• [PROBLEM TO SOLVE]:
Within the entries below, count the lines that hold the string "label" and give only that number.

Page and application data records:
________________________

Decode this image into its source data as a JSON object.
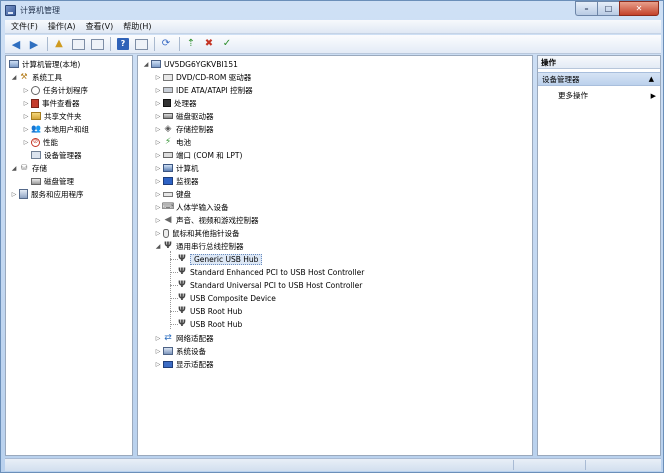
{
  "window": {
    "title": "计算机管理",
    "buttons": {
      "minimize": "–",
      "maximize": "□",
      "close": "✕"
    }
  },
  "menubar": [
    {
      "name": "menu-file",
      "label": "文件(F)"
    },
    {
      "name": "menu-action",
      "label": "操作(A)"
    },
    {
      "name": "menu-view",
      "label": "查看(V)"
    },
    {
      "name": "menu-help",
      "label": "帮助(H)"
    }
  ],
  "left_tree": {
    "root": "计算机管理(本地)",
    "system_tools": "系统工具",
    "task_scheduler": "任务计划程序",
    "event_viewer": "事件查看器",
    "shared_folders": "共享文件夹",
    "local_users": "本地用户和组",
    "performance": "性能",
    "device_manager": "设备管理器",
    "storage": "存储",
    "disk_management": "磁盘管理",
    "services_apps": "服务和应用程序"
  },
  "device_tree": {
    "computer": "UV5DG6YGKVBI151",
    "categories": {
      "dvd": "DVD/CD-ROM 驱动器",
      "ide": "IDE ATA/ATAPI 控制器",
      "processor": "处理器",
      "disk": "磁盘驱动器",
      "storage_ctrl": "存储控制器",
      "battery": "电池",
      "ports": "端口 (COM 和 LPT)",
      "computer": "计算机",
      "monitor": "监视器",
      "keyboard": "键盘",
      "hid": "人体学输入设备",
      "sound": "声音、视频和游戏控制器",
      "mouse": "鼠标和其他指针设备",
      "usb": "通用串行总线控制器",
      "network": "网络适配器",
      "system": "系统设备",
      "display": "显示适配器"
    },
    "usb_children": [
      "Generic USB Hub",
      "Standard Enhanced PCI to USB Host Controller",
      "Standard Universal PCI to USB Host Controller",
      "USB Composite Device",
      "USB Root Hub",
      "USB Root Hub"
    ]
  },
  "actions": {
    "header": "操作",
    "section": "设备管理器",
    "more": "更多操作"
  }
}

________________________

• [RESPONSE FOR THIS EXERCISE]:
4